Reproduce the listing below word for word, with no pictures.

→ Information provided
BEGIN

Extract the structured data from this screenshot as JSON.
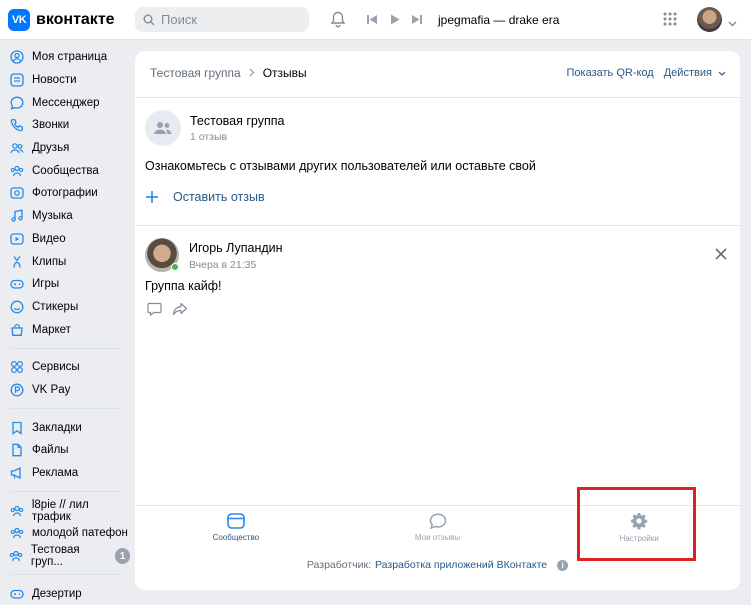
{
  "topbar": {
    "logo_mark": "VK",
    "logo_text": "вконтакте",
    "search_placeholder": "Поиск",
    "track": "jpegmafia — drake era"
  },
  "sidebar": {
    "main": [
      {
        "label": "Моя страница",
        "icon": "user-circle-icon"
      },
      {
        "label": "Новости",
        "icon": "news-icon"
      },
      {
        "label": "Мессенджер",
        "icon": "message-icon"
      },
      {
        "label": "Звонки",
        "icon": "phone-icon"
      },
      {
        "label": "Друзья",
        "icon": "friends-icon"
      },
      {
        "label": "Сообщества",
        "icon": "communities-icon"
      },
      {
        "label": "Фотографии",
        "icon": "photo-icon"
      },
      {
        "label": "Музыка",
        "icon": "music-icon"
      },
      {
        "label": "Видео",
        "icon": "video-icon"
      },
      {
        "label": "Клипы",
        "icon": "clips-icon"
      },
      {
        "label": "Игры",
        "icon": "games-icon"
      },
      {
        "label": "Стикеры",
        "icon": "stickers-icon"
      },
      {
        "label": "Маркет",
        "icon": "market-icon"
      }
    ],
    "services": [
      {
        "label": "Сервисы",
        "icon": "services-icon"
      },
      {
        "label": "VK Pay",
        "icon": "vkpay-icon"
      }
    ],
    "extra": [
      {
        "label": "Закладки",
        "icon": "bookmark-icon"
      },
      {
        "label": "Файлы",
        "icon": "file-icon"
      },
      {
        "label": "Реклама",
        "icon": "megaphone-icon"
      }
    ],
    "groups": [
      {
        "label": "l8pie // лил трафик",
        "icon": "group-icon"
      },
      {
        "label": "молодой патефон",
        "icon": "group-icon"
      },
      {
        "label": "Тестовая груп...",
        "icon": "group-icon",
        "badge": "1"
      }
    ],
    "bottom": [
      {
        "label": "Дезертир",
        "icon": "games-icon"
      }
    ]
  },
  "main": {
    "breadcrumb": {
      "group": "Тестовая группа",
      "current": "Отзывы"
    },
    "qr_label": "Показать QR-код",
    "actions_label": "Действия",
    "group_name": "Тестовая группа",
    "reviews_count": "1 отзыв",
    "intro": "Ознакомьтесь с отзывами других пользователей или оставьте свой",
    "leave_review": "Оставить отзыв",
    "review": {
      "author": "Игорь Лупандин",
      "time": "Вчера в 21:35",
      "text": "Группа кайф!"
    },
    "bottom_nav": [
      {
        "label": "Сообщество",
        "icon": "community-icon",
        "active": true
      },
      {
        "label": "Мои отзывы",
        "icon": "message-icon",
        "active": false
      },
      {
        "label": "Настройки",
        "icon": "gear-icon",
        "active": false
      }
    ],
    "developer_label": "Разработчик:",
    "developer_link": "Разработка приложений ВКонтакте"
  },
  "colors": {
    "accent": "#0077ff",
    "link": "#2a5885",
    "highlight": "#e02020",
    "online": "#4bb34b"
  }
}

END

→ Solution for this problem
Extract the structured data from this screenshot as JSON.
{
  "topbar": {
    "logo_mark": "VK",
    "logo_text": "вконтакте",
    "search_placeholder": "Поиск",
    "track": "jpegmafia — drake era"
  },
  "sidebar": {
    "main": [
      {
        "label": "Моя страница",
        "icon": "user-circle-icon"
      },
      {
        "label": "Новости",
        "icon": "news-icon"
      },
      {
        "label": "Мессенджер",
        "icon": "message-icon"
      },
      {
        "label": "Звонки",
        "icon": "phone-icon"
      },
      {
        "label": "Друзья",
        "icon": "friends-icon"
      },
      {
        "label": "Сообщества",
        "icon": "communities-icon"
      },
      {
        "label": "Фотографии",
        "icon": "photo-icon"
      },
      {
        "label": "Музыка",
        "icon": "music-icon"
      },
      {
        "label": "Видео",
        "icon": "video-icon"
      },
      {
        "label": "Клипы",
        "icon": "clips-icon"
      },
      {
        "label": "Игры",
        "icon": "games-icon"
      },
      {
        "label": "Стикеры",
        "icon": "stickers-icon"
      },
      {
        "label": "Маркет",
        "icon": "market-icon"
      }
    ],
    "services": [
      {
        "label": "Сервисы",
        "icon": "services-icon"
      },
      {
        "label": "VK Pay",
        "icon": "vkpay-icon"
      }
    ],
    "extra": [
      {
        "label": "Закладки",
        "icon": "bookmark-icon"
      },
      {
        "label": "Файлы",
        "icon": "file-icon"
      },
      {
        "label": "Реклама",
        "icon": "megaphone-icon"
      }
    ],
    "groups": [
      {
        "label": "l8pie // лил трафик",
        "icon": "group-icon"
      },
      {
        "label": "молодой патефон",
        "icon": "group-icon"
      },
      {
        "label": "Тестовая груп...",
        "icon": "group-icon",
        "badge": "1"
      }
    ],
    "bottom": [
      {
        "label": "Дезертир",
        "icon": "games-icon"
      }
    ]
  },
  "main": {
    "breadcrumb": {
      "group": "Тестовая группа",
      "current": "Отзывы"
    },
    "qr_label": "Показать QR-код",
    "actions_label": "Действия",
    "group_name": "Тестовая группа",
    "reviews_count": "1 отзыв",
    "intro": "Ознакомьтесь с отзывами других пользователей или оставьте свой",
    "leave_review": "Оставить отзыв",
    "review": {
      "author": "Игорь Лупандин",
      "time": "Вчера в 21:35",
      "text": "Группа кайф!"
    },
    "bottom_nav": [
      {
        "label": "Сообщество",
        "icon": "community-icon",
        "active": true
      },
      {
        "label": "Мои отзывы",
        "icon": "message-icon",
        "active": false
      },
      {
        "label": "Настройки",
        "icon": "gear-icon",
        "active": false
      }
    ],
    "developer_label": "Разработчик:",
    "developer_link": "Разработка приложений ВКонтакте"
  },
  "colors": {
    "accent": "#0077ff",
    "link": "#2a5885",
    "highlight": "#e02020",
    "online": "#4bb34b"
  }
}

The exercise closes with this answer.